- Disappearing Messages: You have the ability to send and receive messages that will disappear after a certain time period.
- Password Security: You can set a password for your account.
There are no security concerns and risks as long as the open source feature helps the app improve the vulnerabilities.
Wickr is another secure platform for messaging. The offer two services under the names, Wickr Me and Wickr Pro. Wickr Me is for personal use and free. Wickr Pro is a paid service for business use. They both are available on iOS and Android.
- End-to-end Encryption: Both Wickr Me and Wickr Pro offer video and voice call encryption.
- Screenshot Detection: Are you worried that people might screenshot your message? Wickr offers this feature that sends you a notification when someone takes a screenshot from your messages.
- Secure Shredder: Wickr deletes unnecessary and temp files periodically. It also has a feature with which you can erase information you do not want to be recovered by reviving technologies.
Wickr is considered pretty safe and sound though they did not have open source until they released their cryptographic protocols.
Dust is available on iOS and Android. The messages sent in this app as the name suggests turn into dust after being read privately.
- End-to-end Encryption: Their encryption method is available for the public. The voice and video calls do NOT have encryption protection.
- No permanent storage: The messages are not saved on your phone. The messages are stored on app’s RAM until the receiver gets them. You can delete your messages on others’ devices.
- Screenshot alerts: On android devices when you want to take a screenshot the name of the sender of the message erases. But on iOS a notification goes to the person whose message is being screenshot.
No security issues has been related to the app. The only problem is that the app does not have open source policy.
Last but not least; WhatsApp with more than 1 billion users and over 60 billion messages sent per day is one of the most popular messaging app. The absence of adds has helped in this app’s popularity. The app is available on both iOS and Android for free.
- End-to-end Encryption: WhatsApp applied a secure encryption protocol that gave access to the message only to the two endpoints. Video and voice calls have encryption protection. Moreover, the encryption of all messages are by default.
- Two-step Verification: As added layer of security, you can enable this feature. If you enable this feature you will need a PIN when registering your phone number with WhatsApp again.
- Messages Won’t Be Store: Your messages are stored on the app server only from the time you send it until it is delivered. If your message doesn’t go through it gets stored for a month and then will disappear from the server.
- Backups are not encrypted: Messages on WhatsApp have backups on iCloud and Google Drive. Since 2016 iCloud backups have encrepted protection. However, media and messages you back up are not protected by WhatsApp end-to-end encryption while in Google Drive.
The good news is that you can disable the Google Drive Backup withing the app.
Time needed: 1 minute.
- Login and go to settings
- Click on Chats
- Go to Chats Backup
- Choose the option “Back up to Google Drive”
- Choose one of the limiting and/or disabling options

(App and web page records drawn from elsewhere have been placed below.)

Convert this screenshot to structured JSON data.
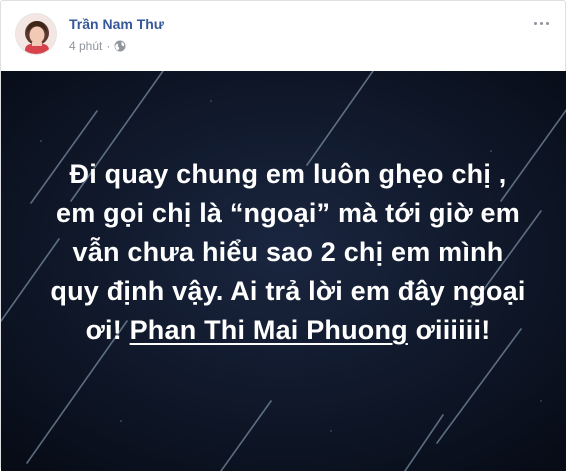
{
  "post": {
    "author": "Trần Nam Thư",
    "time": "4 phút",
    "privacy_icon": "globe-icon",
    "more_icon": "more-options-icon",
    "text_before": "Đi quay chung em luôn ghẹo chị , em gọi chị là “ngoại” mà tới giờ em vẫn chưa hiểu sao 2 chị em mình quy định vậy. Ai trả lời em đây ngoại ơi! ",
    "mention": "Phan Thi Mai Phuong",
    "text_after": " ơiiiiii!"
  },
  "colors": {
    "name": "#365899",
    "meta": "#90949c",
    "background": "#0d1525",
    "text": "#ffffff"
  }
}
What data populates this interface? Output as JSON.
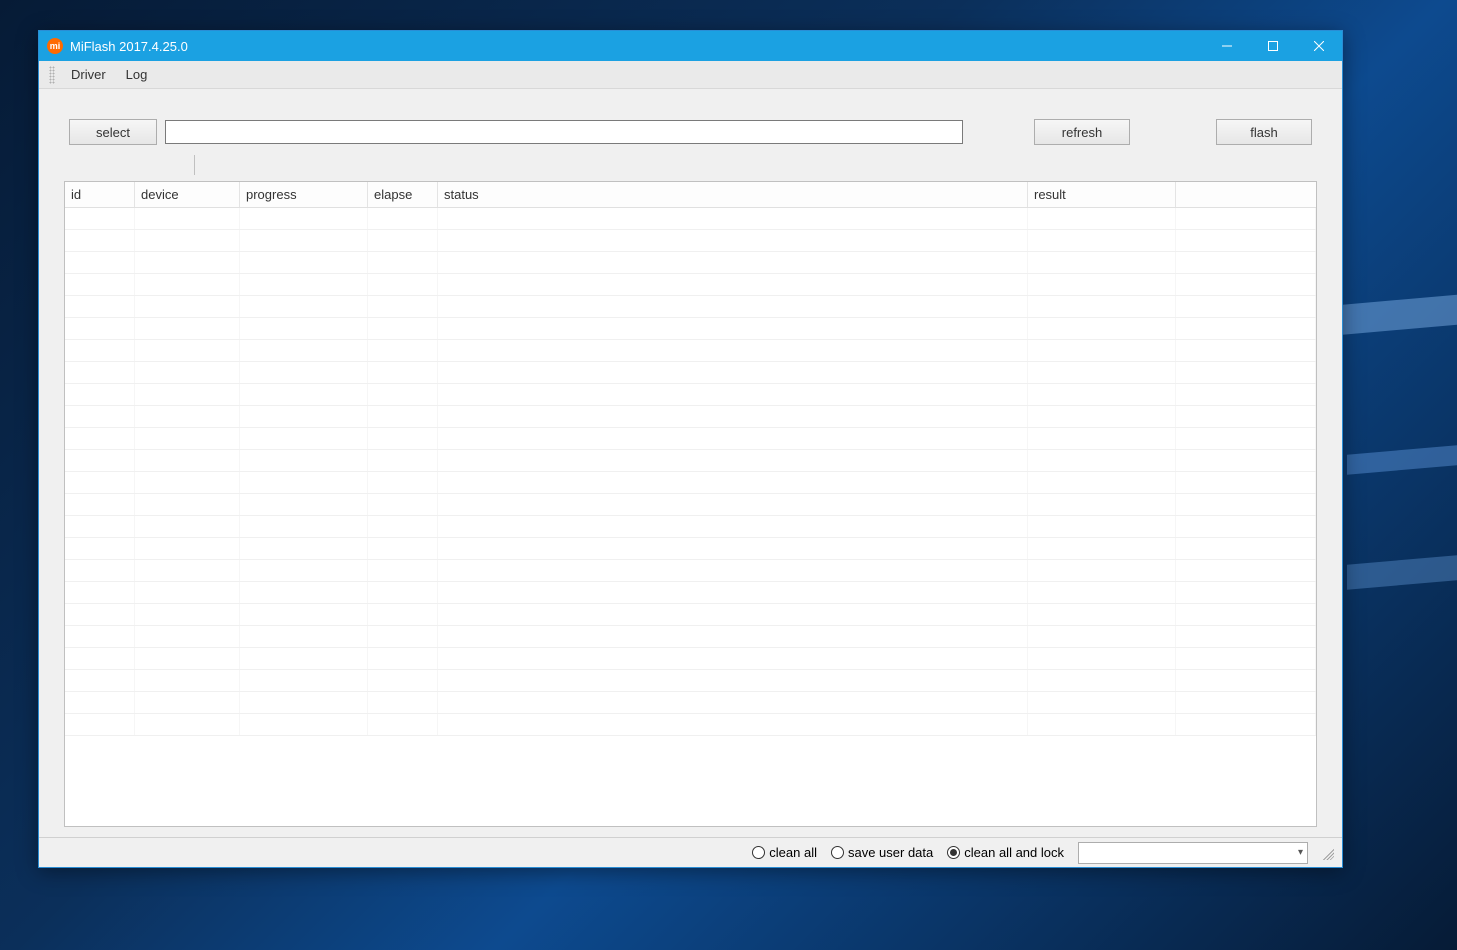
{
  "window": {
    "title": "MiFlash 2017.4.25.0",
    "app_icon_text": "mi"
  },
  "menubar": {
    "items": [
      "Driver",
      "Log"
    ]
  },
  "toolbar": {
    "select_label": "select",
    "path_value": "",
    "refresh_label": "refresh",
    "flash_label": "flash"
  },
  "table": {
    "columns": [
      "id",
      "device",
      "progress",
      "elapse",
      "status",
      "result"
    ],
    "row_count_empty": 24
  },
  "statusbar": {
    "options": [
      {
        "label": "clean all",
        "checked": false
      },
      {
        "label": "save user data",
        "checked": false
      },
      {
        "label": "clean all and lock",
        "checked": true
      }
    ],
    "combo_selected": ""
  }
}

- Facebook Related Privacy Problems: WhatsApp was bought by Facebook that claims that there is no way to access the encrypted messages. While Facebook reassures the users of their privacy, WhatsApp announced that they sharing metadata with Facebook.